How to complete this task =
What is needed is a verbatim copy of each record below.

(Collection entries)
- - - - -

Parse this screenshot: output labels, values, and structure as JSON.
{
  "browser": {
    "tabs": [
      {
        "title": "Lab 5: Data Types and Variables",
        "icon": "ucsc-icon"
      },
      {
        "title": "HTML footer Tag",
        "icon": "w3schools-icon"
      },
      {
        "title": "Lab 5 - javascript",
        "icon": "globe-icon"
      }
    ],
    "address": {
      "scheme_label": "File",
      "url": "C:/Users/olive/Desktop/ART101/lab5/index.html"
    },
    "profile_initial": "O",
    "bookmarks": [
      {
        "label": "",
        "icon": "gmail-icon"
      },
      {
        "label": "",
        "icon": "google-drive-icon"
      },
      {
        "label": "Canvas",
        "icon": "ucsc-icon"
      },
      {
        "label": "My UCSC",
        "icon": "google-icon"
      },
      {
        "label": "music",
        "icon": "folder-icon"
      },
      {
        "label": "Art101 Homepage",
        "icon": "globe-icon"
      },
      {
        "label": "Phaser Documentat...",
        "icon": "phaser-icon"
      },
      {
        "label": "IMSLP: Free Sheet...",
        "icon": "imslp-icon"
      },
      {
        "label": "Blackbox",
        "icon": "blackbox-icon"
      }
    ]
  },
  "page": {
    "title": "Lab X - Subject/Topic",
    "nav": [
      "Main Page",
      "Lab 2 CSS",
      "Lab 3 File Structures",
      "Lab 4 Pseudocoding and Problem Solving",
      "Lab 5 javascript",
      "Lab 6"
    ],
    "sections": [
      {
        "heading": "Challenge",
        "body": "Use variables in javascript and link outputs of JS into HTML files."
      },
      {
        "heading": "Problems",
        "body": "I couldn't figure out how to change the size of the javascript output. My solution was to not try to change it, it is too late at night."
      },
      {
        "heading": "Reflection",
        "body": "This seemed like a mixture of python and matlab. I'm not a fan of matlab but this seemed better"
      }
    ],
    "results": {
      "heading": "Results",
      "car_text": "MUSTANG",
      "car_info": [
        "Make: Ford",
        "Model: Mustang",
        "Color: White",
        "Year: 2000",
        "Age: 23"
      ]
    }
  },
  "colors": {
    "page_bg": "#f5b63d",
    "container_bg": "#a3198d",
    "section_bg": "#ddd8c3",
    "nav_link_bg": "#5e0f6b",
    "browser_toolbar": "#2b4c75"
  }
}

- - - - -

Written reply =
Parse this screenshot: output labels, values, and structure as JSON.
{
  "browser": {
    "tabs": [
      {
        "title": "Lab 5: Data Types and Variables",
        "icon": "ucsc-icon"
      },
      {
        "title": "HTML footer Tag",
        "icon": "w3schools-icon"
      },
      {
        "title": "Lab 5 - javascript",
        "icon": "globe-icon"
      }
    ],
    "address": {
      "scheme_label": "File",
      "url": "C:/Users/olive/Desktop/ART101/lab5/index.html"
    },
    "profile_initial": "O",
    "bookmarks": [
      {
        "label": "",
        "icon": "gmail-icon"
      },
      {
        "label": "",
        "icon": "google-drive-icon"
      },
      {
        "label": "Canvas",
        "icon": "ucsc-icon"
      },
      {
        "label": "My UCSC",
        "icon": "google-icon"
      },
      {
        "label": "music",
        "icon": "folder-icon"
      },
      {
        "label": "Art101 Homepage",
        "icon": "globe-icon"
      },
      {
        "label": "Phaser Documentat...",
        "icon": "phaser-icon"
      },
      {
        "label": "IMSLP: Free Sheet...",
        "icon": "imslp-icon"
      },
      {
        "label": "Blackbox",
        "icon": "blackbox-icon"
      }
    ]
  },
  "page": {
    "title": "Lab X - Subject/Topic",
    "nav": [
      "Main Page",
      "Lab 2 CSS",
      "Lab 3 File Structures",
      "Lab 4 Pseudocoding and Problem Solving",
      "Lab 5 javascript",
      "Lab 6"
    ],
    "sections": [
      {
        "heading": "Challenge",
        "body": "Use variables in javascript and link outputs of JS into HTML files."
      },
      {
        "heading": "Problems",
        "body": "I couldn't figure out how to change the size of the javascript output. My solution was to not try to change it, it is too late at night."
      },
      {
        "heading": "Reflection",
        "body": "This seemed like a mixture of python and matlab. I'm not a fan of matlab but this seemed better"
      }
    ],
    "results": {
      "heading": "Results",
      "car_text": "MUSTANG",
      "car_info": [
        "Make: Ford",
        "Model: Mustang",
        "Color: White",
        "Year: 2000",
        "Age: 23"
      ]
    }
  },
  "colors": {
    "page_bg": "#f5b63d",
    "container_bg": "#a3198d",
    "section_bg": "#ddd8c3",
    "nav_link_bg": "#5e0f6b",
    "browser_toolbar": "#2b4c75"
  }
}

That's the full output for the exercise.